Watching a film about falling in love with an operating system couldn’t be more apropos these days and Joaquin Phoenix portrays Theodore, a man who cannot express himself but makes a living out of expressing the feelings of others as a creative letter writer. The film charts his relationship with Samantha (played by a very sexy voiced Scarlett Johansson), his virtual girlfriend whom he realises he can say anything to, be himself with and explore life with in much the same way he would a girl with a ‘body’. It soon becomes evident that the operating system that is designed to tend to his every need, brings Theodore back to life after an excruciating break - up and she does so all against a fabulous LA backdrop.

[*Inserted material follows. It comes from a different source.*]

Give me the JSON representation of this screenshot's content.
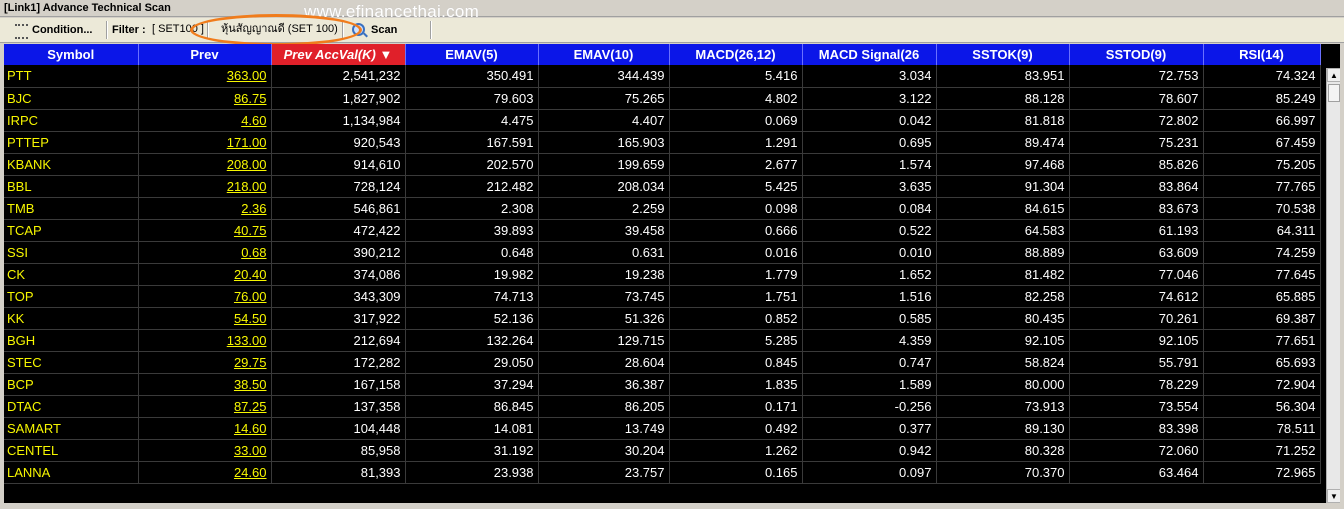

Whilst you do have to suspend your disbelief when watching, the technology and special effects are superior and fun to watch, although not too distant from our own reality. With so many of us meeting one another online and often falling in love before we’ve never met, many people will relate to Jonze’s funny, innovative and unique film that expertly transmits the beautiful message that we really do fall in love with someone’s heart and mind and that words are the most powerful tool of all.

sonia Claris

I appear to be in a minority...Time Out is not the only review giving this film megastars and compliments. The idea was fun and a lot could have been done with it...as it is, it lacks humour (come back Purple Rose of Cairo...), it drags, the characters are bland save for Scarlett's sexy voice and it is very static. The screen going blank during virtual sex reminds of Jarman's Blue- interesting but not a movie! Take away 20 minutes and it would make a good radio play. Maybe.

Linda Popcorn Royles

This was probably the best movie of 2013, and my money is that it will be in 2014; taking home an equitable and deserving share of coveted trophies. Everything you said about being lost in the iHole, or when voicing concerns about being a slave to technology, is captured, in spades, in this stylish and painfully believable future flick. Will computers repeat history's cyclical nature and bring us back to our true selves? This fast approaching future really is not far away, it's UK launch is on Valentines day so make it a date with self and go alone, or take Siri.

Linda Popcorn Royles

This was probably the best movie of 2013, and my money is that it will be in 2014; taking home an equitable and deserving share of coveted trophies. Everything you said about being lost in the iHole, or when voicing concerns about being a slave to technology, is captured, in spades, in this stylish and painfully believable future flick. Will computers repeat history's cyclical nature and bring us back to our true selves? This fast approaching future really is not far away, it's UK launch is on Valentines day so make it a date with self and go alone, or take Siri.